Gather the lines from the material that contain "hoest".

▶ Input data:
.....

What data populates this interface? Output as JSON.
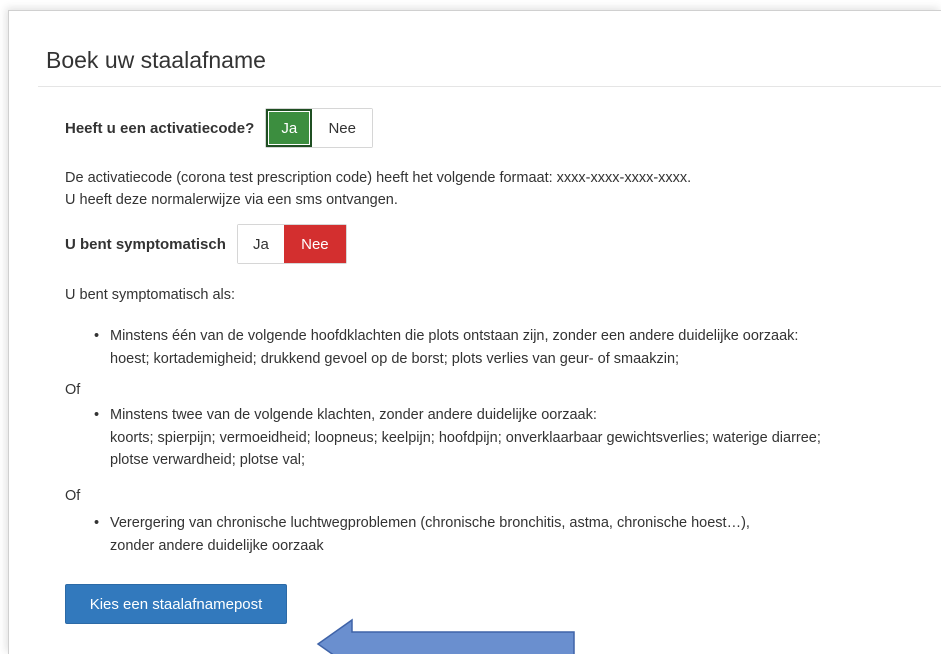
{
  "page": {
    "title": "Boek uw staalafname"
  },
  "activation": {
    "question": "Heeft u een activatiecode?",
    "options": [
      "Ja",
      "Nee"
    ],
    "selected": "Ja",
    "info_line1": "De activatiecode (corona test prescription code) heeft het volgende formaat: xxxx-xxxx-xxxx-xxxx.",
    "info_line2": "U heeft deze normalerwijze via een sms ontvangen."
  },
  "symptomatic": {
    "question": "U bent symptomatisch",
    "options": [
      "Ja",
      "Nee"
    ],
    "selected": "Nee",
    "intro": "U bent symptomatisch als:",
    "bullets": [
      {
        "line1": "Minstens één van de volgende hoofdklachten die plots ontstaan zijn, zonder een andere duidelijke oorzaak:",
        "line2": "hoest; kortademigheid; drukkend gevoel op de borst; plots verlies van geur- of smaakzin;"
      },
      {
        "line1": "Minstens twee van de volgende klachten, zonder andere duidelijke oorzaak:",
        "line2": "koorts; spierpijn; vermoeidheid; loopneus; keelpijn; hoofdpijn; onverklaarbaar gewichtsverlies; waterige diarree;",
        "line3": "plotse verwardheid; plotse val;"
      },
      {
        "line1": "Verergering van chronische luchtwegproblemen (chronische bronchitis, astma, chronische hoest…),",
        "line2": "zonder andere duidelijke oorzaak"
      }
    ],
    "separator": "Of"
  },
  "actions": {
    "primary_label": "Kies een staalafnamepost"
  },
  "colors": {
    "yes_selected": "#3c8e3f",
    "no_selected": "#d32f2f",
    "primary": "#3279bd",
    "arrow": "#6a8fcf"
  }
}
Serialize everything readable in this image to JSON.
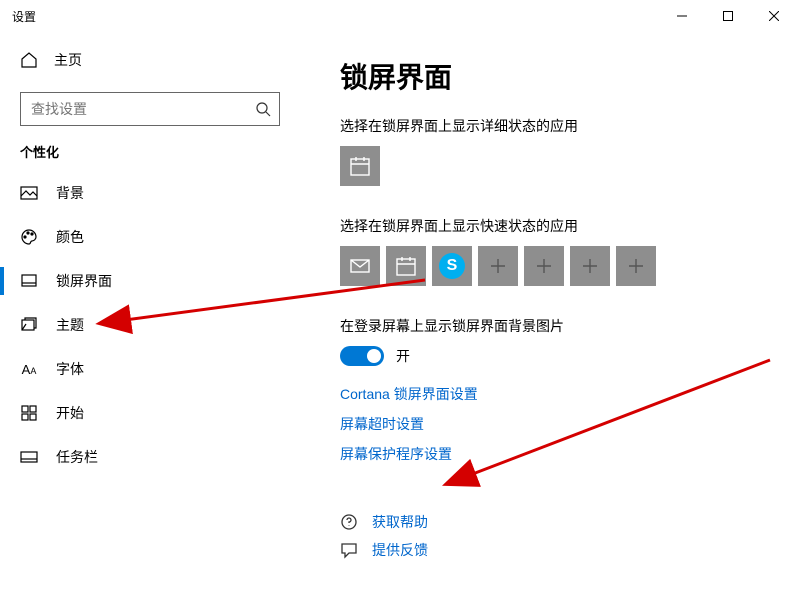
{
  "window": {
    "title": "设置"
  },
  "home_label": "主页",
  "search": {
    "placeholder": "查找设置"
  },
  "section_label": "个性化",
  "nav": [
    {
      "label": "背景"
    },
    {
      "label": "颜色"
    },
    {
      "label": "锁屏界面"
    },
    {
      "label": "主题"
    },
    {
      "label": "字体"
    },
    {
      "label": "开始"
    },
    {
      "label": "任务栏"
    }
  ],
  "page": {
    "title": "锁屏界面",
    "detail_status_label": "选择在锁屏界面上显示详细状态的应用",
    "quick_status_label": "选择在锁屏界面上显示快速状态的应用",
    "signin_bg_label": "在登录屏幕上显示锁屏界面背景图片",
    "toggle_on": "开",
    "links": {
      "cortana": "Cortana 锁屏界面设置",
      "timeout": "屏幕超时设置",
      "screensaver": "屏幕保护程序设置"
    },
    "help": "获取帮助",
    "feedback": "提供反馈"
  }
}
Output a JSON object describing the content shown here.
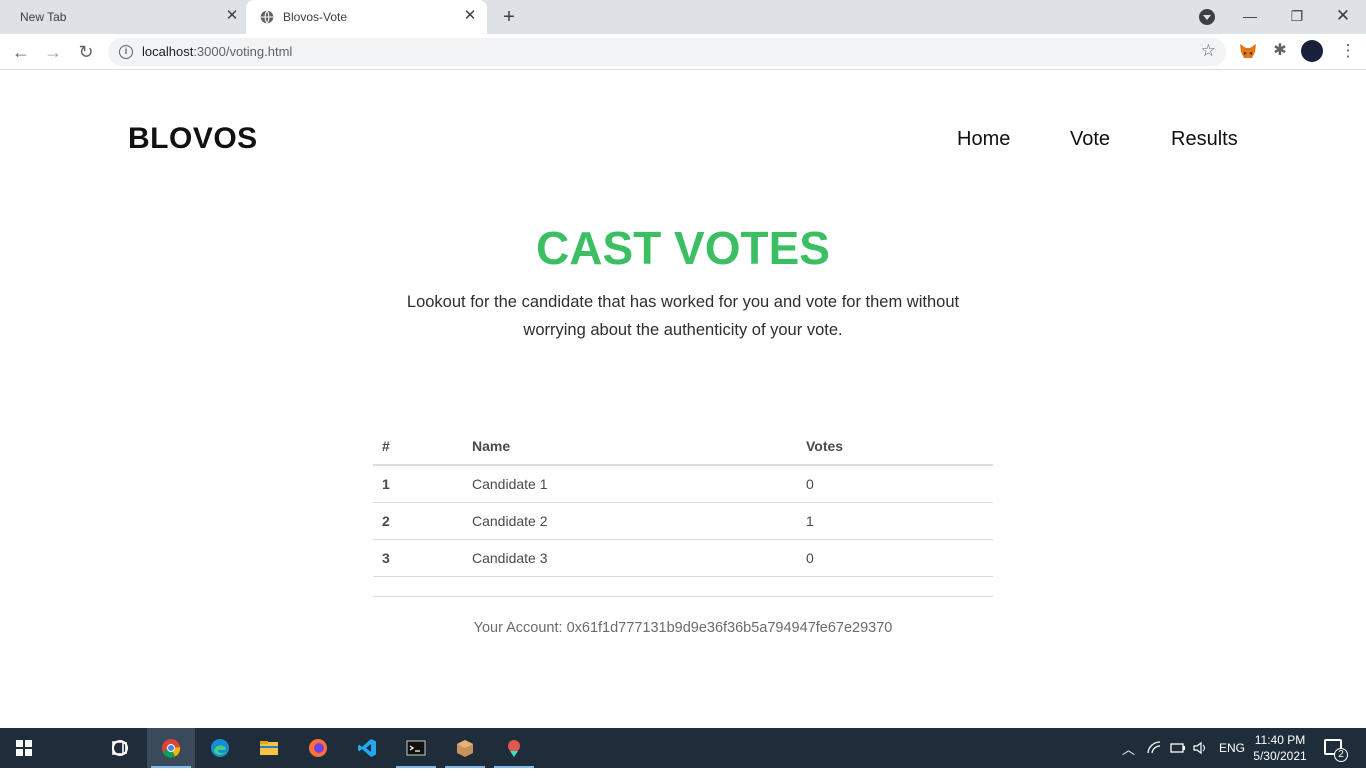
{
  "browser": {
    "tabs": [
      {
        "title": "New Tab",
        "active": false
      },
      {
        "title": "Blovos-Vote",
        "active": true
      }
    ],
    "address": {
      "host": "localhost",
      "path": ":3000/voting.html"
    }
  },
  "site": {
    "brand": "BLOVOS",
    "nav": [
      "Home",
      "Vote",
      "Results"
    ]
  },
  "hero": {
    "title": "CAST VOTES",
    "subtitle": "Lookout for the candidate that has worked for you and vote for them without worrying about the authenticity of your vote."
  },
  "table": {
    "headers": [
      "#",
      "Name",
      "Votes"
    ],
    "rows": [
      {
        "num": "1",
        "name": "Candidate 1",
        "votes": "0"
      },
      {
        "num": "2",
        "name": "Candidate 2",
        "votes": "1"
      },
      {
        "num": "3",
        "name": "Candidate 3",
        "votes": "0"
      }
    ]
  },
  "account": "Your Account: 0x61f1d777131b9d9e36f36b5a794947fe67e29370",
  "taskbar": {
    "apps": [
      "windows-start",
      "search",
      "task-view",
      "chrome",
      "edge",
      "file-explorer",
      "firefox",
      "vscode",
      "terminal",
      "box-app",
      "truffle-app"
    ],
    "language": "ENG",
    "time": "11:40 PM",
    "date": "5/30/2021",
    "notification_count": "2"
  },
  "colors": {
    "accent": "#3cbf63",
    "taskbar": "#1f2d3a",
    "tabbar": "#dee1e6"
  }
}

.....

▶ Response box:
        "line2": "hoest; kortademigheid; drukkend gevoel op de borst; plots verlies van geur- of smaakzin;"
        "line1": "Verergering van chronische luchtwegproblemen (chronische bronchitis, astma, chronische hoest…),",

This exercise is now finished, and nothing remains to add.